WHAT THE TASK REQUIRES
I'd like every entry returned exactly as it is, with the images left out.

RECORDS FOR PROCESSING
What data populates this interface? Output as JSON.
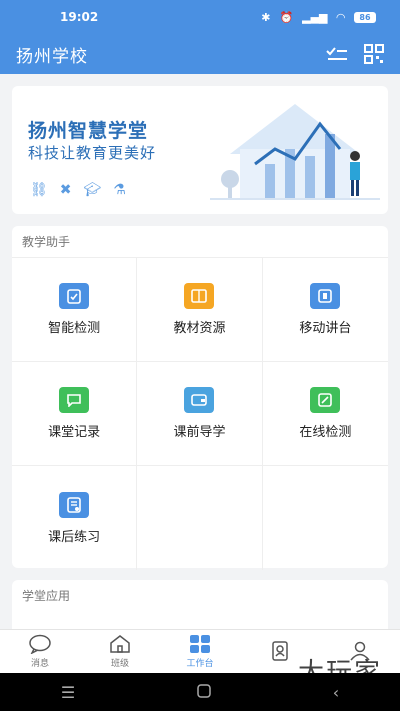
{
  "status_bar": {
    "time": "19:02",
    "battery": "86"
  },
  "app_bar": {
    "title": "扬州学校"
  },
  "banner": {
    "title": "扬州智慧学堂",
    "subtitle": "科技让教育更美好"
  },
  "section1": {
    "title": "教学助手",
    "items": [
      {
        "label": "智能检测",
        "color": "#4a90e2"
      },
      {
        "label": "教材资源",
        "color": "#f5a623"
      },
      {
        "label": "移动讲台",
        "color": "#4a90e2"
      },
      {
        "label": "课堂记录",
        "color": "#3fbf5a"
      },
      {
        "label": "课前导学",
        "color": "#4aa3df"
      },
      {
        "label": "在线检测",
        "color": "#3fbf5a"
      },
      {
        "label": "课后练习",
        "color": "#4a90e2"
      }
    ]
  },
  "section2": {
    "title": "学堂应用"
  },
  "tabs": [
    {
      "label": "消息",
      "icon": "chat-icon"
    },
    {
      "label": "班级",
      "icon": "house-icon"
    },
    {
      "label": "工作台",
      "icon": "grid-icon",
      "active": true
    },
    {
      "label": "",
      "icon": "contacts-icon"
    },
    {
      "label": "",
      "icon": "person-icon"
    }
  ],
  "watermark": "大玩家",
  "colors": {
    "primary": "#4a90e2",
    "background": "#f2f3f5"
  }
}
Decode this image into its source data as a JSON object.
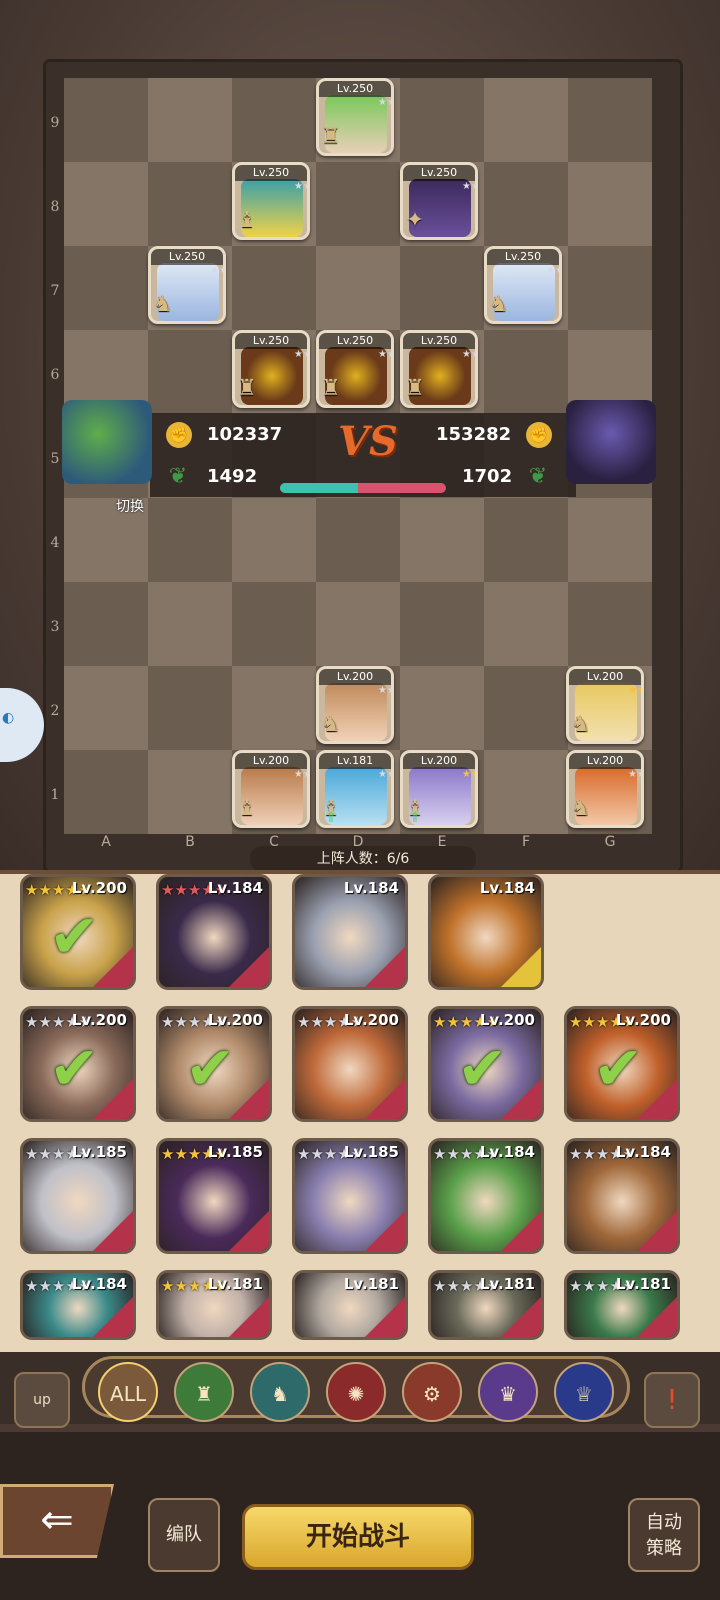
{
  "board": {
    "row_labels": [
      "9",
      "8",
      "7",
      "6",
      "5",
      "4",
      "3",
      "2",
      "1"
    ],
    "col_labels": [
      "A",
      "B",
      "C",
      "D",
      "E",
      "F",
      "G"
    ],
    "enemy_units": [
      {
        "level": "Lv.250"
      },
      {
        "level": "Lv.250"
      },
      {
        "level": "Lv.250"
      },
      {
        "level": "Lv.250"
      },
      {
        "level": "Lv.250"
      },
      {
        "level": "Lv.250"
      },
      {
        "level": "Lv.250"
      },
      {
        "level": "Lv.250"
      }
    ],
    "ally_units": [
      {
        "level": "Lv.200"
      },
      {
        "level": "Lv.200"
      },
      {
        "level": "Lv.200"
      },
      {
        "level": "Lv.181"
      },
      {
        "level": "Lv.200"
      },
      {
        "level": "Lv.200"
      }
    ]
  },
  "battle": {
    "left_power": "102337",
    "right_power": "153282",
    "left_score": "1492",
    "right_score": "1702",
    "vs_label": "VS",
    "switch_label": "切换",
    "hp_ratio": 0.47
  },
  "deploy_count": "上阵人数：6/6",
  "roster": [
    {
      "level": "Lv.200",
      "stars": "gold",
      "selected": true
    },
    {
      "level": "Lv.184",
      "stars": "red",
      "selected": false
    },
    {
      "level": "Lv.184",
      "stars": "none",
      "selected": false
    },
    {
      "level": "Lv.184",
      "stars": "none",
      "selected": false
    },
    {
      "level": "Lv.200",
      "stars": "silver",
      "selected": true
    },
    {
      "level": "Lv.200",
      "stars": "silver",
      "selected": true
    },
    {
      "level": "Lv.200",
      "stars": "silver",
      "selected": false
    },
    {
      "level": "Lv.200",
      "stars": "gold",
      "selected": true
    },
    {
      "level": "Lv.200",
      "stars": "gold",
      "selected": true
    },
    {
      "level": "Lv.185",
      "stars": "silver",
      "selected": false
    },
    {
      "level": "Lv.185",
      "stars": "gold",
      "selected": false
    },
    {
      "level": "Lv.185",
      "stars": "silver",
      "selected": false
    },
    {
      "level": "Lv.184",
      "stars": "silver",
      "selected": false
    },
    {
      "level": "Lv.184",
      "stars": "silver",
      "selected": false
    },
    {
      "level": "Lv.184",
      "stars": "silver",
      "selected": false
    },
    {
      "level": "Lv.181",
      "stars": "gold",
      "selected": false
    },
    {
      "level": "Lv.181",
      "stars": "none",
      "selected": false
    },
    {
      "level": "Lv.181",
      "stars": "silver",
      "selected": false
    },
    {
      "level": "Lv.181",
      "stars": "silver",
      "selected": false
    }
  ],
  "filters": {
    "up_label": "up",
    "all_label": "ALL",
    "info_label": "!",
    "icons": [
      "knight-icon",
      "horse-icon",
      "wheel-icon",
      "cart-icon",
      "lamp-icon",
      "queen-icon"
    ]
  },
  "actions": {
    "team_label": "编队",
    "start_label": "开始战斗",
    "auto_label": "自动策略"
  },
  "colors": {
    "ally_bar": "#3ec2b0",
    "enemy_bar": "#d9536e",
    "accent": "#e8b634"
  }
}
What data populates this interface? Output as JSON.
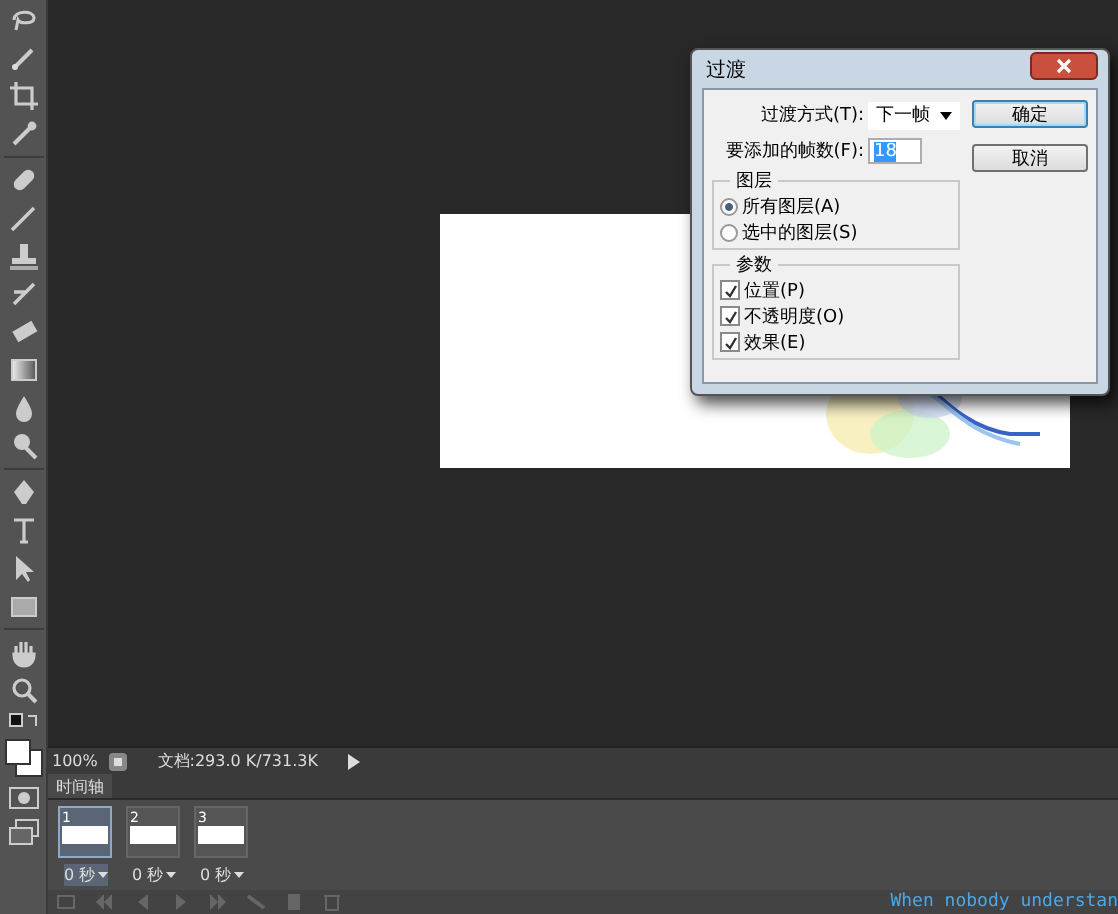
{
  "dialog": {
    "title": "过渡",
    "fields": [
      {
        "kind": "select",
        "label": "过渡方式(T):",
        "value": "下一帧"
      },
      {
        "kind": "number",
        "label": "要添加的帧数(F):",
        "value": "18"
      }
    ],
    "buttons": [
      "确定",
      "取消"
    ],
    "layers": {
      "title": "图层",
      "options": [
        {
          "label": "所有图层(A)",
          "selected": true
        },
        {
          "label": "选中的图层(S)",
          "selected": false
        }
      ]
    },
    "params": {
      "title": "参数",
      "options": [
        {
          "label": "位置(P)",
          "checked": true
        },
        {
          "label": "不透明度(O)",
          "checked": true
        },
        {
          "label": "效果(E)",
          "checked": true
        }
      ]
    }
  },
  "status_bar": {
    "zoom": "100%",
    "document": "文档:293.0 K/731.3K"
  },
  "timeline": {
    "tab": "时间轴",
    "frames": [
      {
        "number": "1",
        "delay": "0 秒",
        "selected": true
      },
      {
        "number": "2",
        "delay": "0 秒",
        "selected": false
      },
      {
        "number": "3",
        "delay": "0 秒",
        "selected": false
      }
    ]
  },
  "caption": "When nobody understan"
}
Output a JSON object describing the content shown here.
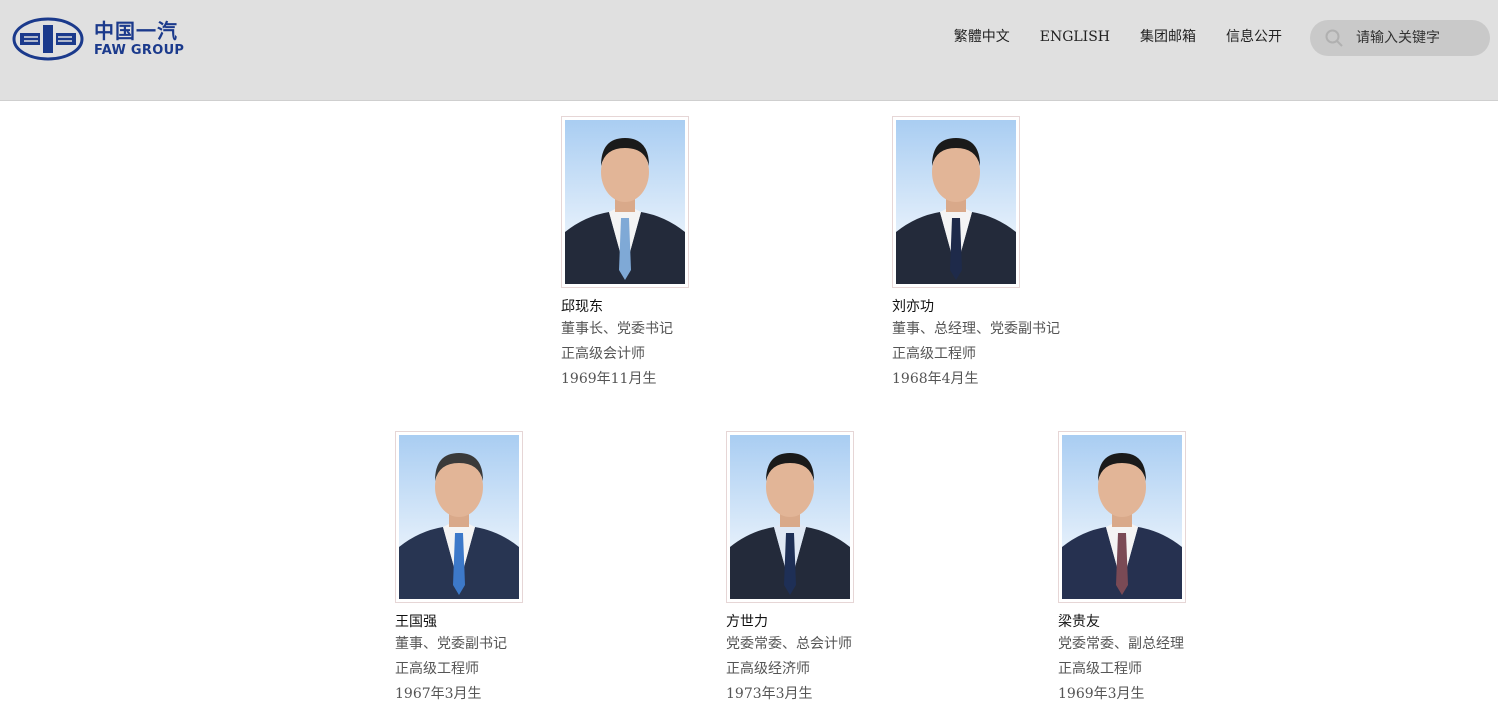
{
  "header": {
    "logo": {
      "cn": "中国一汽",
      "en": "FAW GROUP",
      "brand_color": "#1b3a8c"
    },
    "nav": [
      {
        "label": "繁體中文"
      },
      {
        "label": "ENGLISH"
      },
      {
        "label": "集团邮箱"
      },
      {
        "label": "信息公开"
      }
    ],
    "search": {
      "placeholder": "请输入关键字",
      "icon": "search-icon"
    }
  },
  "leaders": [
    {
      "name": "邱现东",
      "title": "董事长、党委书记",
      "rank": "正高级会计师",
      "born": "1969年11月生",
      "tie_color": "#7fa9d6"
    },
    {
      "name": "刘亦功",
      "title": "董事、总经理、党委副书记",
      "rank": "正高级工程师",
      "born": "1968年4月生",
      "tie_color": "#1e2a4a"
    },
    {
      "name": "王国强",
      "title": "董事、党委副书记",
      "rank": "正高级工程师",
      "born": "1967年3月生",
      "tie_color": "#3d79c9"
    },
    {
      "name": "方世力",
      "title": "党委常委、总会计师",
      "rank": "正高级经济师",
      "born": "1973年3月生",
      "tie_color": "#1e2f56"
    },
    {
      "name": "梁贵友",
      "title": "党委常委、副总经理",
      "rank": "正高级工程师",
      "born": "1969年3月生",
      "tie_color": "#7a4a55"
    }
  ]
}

ANSWER FOR THIS EXERCISE
What data populates this interface? Output as JSON.
{
  "status_bar": {
    "time": "19:02",
    "battery": "86"
  },
  "app_bar": {
    "title": "扬州学校"
  },
  "banner": {
    "title": "扬州智慧学堂",
    "subtitle": "科技让教育更美好"
  },
  "section1": {
    "title": "教学助手",
    "items": [
      {
        "label": "智能检测",
        "color": "#4a90e2"
      },
      {
        "label": "教材资源",
        "color": "#f5a623"
      },
      {
        "label": "移动讲台",
        "color": "#4a90e2"
      },
      {
        "label": "课堂记录",
        "color": "#3fbf5a"
      },
      {
        "label": "课前导学",
        "color": "#4aa3df"
      },
      {
        "label": "在线检测",
        "color": "#3fbf5a"
      },
      {
        "label": "课后练习",
        "color": "#4a90e2"
      }
    ]
  },
  "section2": {
    "title": "学堂应用"
  },
  "tabs": [
    {
      "label": "消息",
      "icon": "chat-icon"
    },
    {
      "label": "班级",
      "icon": "house-icon"
    },
    {
      "label": "工作台",
      "icon": "grid-icon",
      "active": true
    },
    {
      "label": "",
      "icon": "contacts-icon"
    },
    {
      "label": "",
      "icon": "person-icon"
    }
  ],
  "watermark": "大玩家",
  "colors": {
    "primary": "#4a90e2",
    "background": "#f2f3f5"
  }
}
Decode this image into its source data as a JSON object.
{
  "board": {
    "row_labels": [
      "9",
      "8",
      "7",
      "6",
      "5",
      "4",
      "3",
      "2",
      "1"
    ],
    "col_labels": [
      "A",
      "B",
      "C",
      "D",
      "E",
      "F",
      "G"
    ],
    "enemy_units": [
      {
        "level": "Lv.250"
      },
      {
        "level": "Lv.250"
      },
      {
        "level": "Lv.250"
      },
      {
        "level": "Lv.250"
      },
      {
        "level": "Lv.250"
      },
      {
        "level": "Lv.250"
      },
      {
        "level": "Lv.250"
      },
      {
        "level": "Lv.250"
      }
    ],
    "ally_units": [
      {
        "level": "Lv.200"
      },
      {
        "level": "Lv.200"
      },
      {
        "level": "Lv.200"
      },
      {
        "level": "Lv.181"
      },
      {
        "level": "Lv.200"
      },
      {
        "level": "Lv.200"
      }
    ]
  },
  "battle": {
    "left_power": "102337",
    "right_power": "153282",
    "left_score": "1492",
    "right_score": "1702",
    "vs_label": "VS",
    "switch_label": "切换",
    "hp_ratio": 0.47
  },
  "deploy_count": "上阵人数：6/6",
  "roster": [
    {
      "level": "Lv.200",
      "stars": "gold",
      "selected": true
    },
    {
      "level": "Lv.184",
      "stars": "red",
      "selected": false
    },
    {
      "level": "Lv.184",
      "stars": "none",
      "selected": false
    },
    {
      "level": "Lv.184",
      "stars": "none",
      "selected": false
    },
    {
      "level": "Lv.200",
      "stars": "silver",
      "selected": true
    },
    {
      "level": "Lv.200",
      "stars": "silver",
      "selected": true
    },
    {
      "level": "Lv.200",
      "stars": "silver",
      "selected": false
    },
    {
      "level": "Lv.200",
      "stars": "gold",
      "selected": true
    },
    {
      "level": "Lv.200",
      "stars": "gold",
      "selected": true
    },
    {
      "level": "Lv.185",
      "stars": "silver",
      "selected": false
    },
    {
      "level": "Lv.185",
      "stars": "gold",
      "selected": false
    },
    {
      "level": "Lv.185",
      "stars": "silver",
      "selected": false
    },
    {
      "level": "Lv.184",
      "stars": "silver",
      "selected": false
    },
    {
      "level": "Lv.184",
      "stars": "silver",
      "selected": false
    },
    {
      "level": "Lv.184",
      "stars": "silver",
      "selected": false
    },
    {
      "level": "Lv.181",
      "stars": "gold",
      "selected": false
    },
    {
      "level": "Lv.181",
      "stars": "none",
      "selected": false
    },
    {
      "level": "Lv.181",
      "stars": "silver",
      "selected": false
    },
    {
      "level": "Lv.181",
      "stars": "silver",
      "selected": false
    }
  ],
  "filters": {
    "up_label": "up",
    "all_label": "ALL",
    "info_label": "!",
    "icons": [
      "knight-icon",
      "horse-icon",
      "wheel-icon",
      "cart-icon",
      "lamp-icon",
      "queen-icon"
    ]
  },
  "actions": {
    "team_label": "编队",
    "start_label": "开始战斗",
    "auto_label": "自动策略"
  },
  "colors": {
    "ally_bar": "#3ec2b0",
    "enemy_bar": "#d9536e",
    "accent": "#e8b634"
  }
}
What data populates this interface? Output as JSON.
{
  "dialog": {
    "title": "过渡",
    "fields": [
      {
        "kind": "select",
        "label": "过渡方式(T):",
        "value": "下一帧"
      },
      {
        "kind": "number",
        "label": "要添加的帧数(F):",
        "value": "18"
      }
    ],
    "buttons": [
      "确定",
      "取消"
    ],
    "layers": {
      "title": "图层",
      "options": [
        {
          "label": "所有图层(A)",
          "selected": true
        },
        {
          "label": "选中的图层(S)",
          "selected": false
        }
      ]
    },
    "params": {
      "title": "参数",
      "options": [
        {
          "label": "位置(P)",
          "checked": true
        },
        {
          "label": "不透明度(O)",
          "checked": true
        },
        {
          "label": "效果(E)",
          "checked": true
        }
      ]
    }
  },
  "status_bar": {
    "zoom": "100%",
    "document": "文档:293.0 K/731.3K"
  },
  "timeline": {
    "tab": "时间轴",
    "frames": [
      {
        "number": "1",
        "delay": "0 秒",
        "selected": true
      },
      {
        "number": "2",
        "delay": "0 秒",
        "selected": false
      },
      {
        "number": "3",
        "delay": "0 秒",
        "selected": false
      }
    ]
  },
  "caption": "When nobody understan"
}
Output a JSON object describing the content shown here.
{
  "header": {
    "logo": {
      "cn": "中国一汽",
      "en": "FAW GROUP",
      "brand_color": "#1b3a8c"
    },
    "nav": [
      {
        "label": "繁體中文"
      },
      {
        "label": "ENGLISH"
      },
      {
        "label": "集团邮箱"
      },
      {
        "label": "信息公开"
      }
    ],
    "search": {
      "placeholder": "请输入关键字",
      "icon": "search-icon"
    }
  },
  "leaders": [
    {
      "name": "邱现东",
      "title": "董事长、党委书记",
      "rank": "正高级会计师",
      "born": "1969年11月生",
      "tie_color": "#7fa9d6"
    },
    {
      "name": "刘亦功",
      "title": "董事、总经理、党委副书记",
      "rank": "正高级工程师",
      "born": "1968年4月生",
      "tie_color": "#1e2a4a"
    },
    {
      "name": "王国强",
      "title": "董事、党委副书记",
      "rank": "正高级工程师",
      "born": "1967年3月生",
      "tie_color": "#3d79c9"
    },
    {
      "name": "方世力",
      "title": "党委常委、总会计师",
      "rank": "正高级经济师",
      "born": "1973年3月生",
      "tie_color": "#1e2f56"
    },
    {
      "name": "梁贵友",
      "title": "党委常委、副总经理",
      "rank": "正高级工程师",
      "born": "1969年3月生",
      "tie_color": "#7a4a55"
    }
  ]
}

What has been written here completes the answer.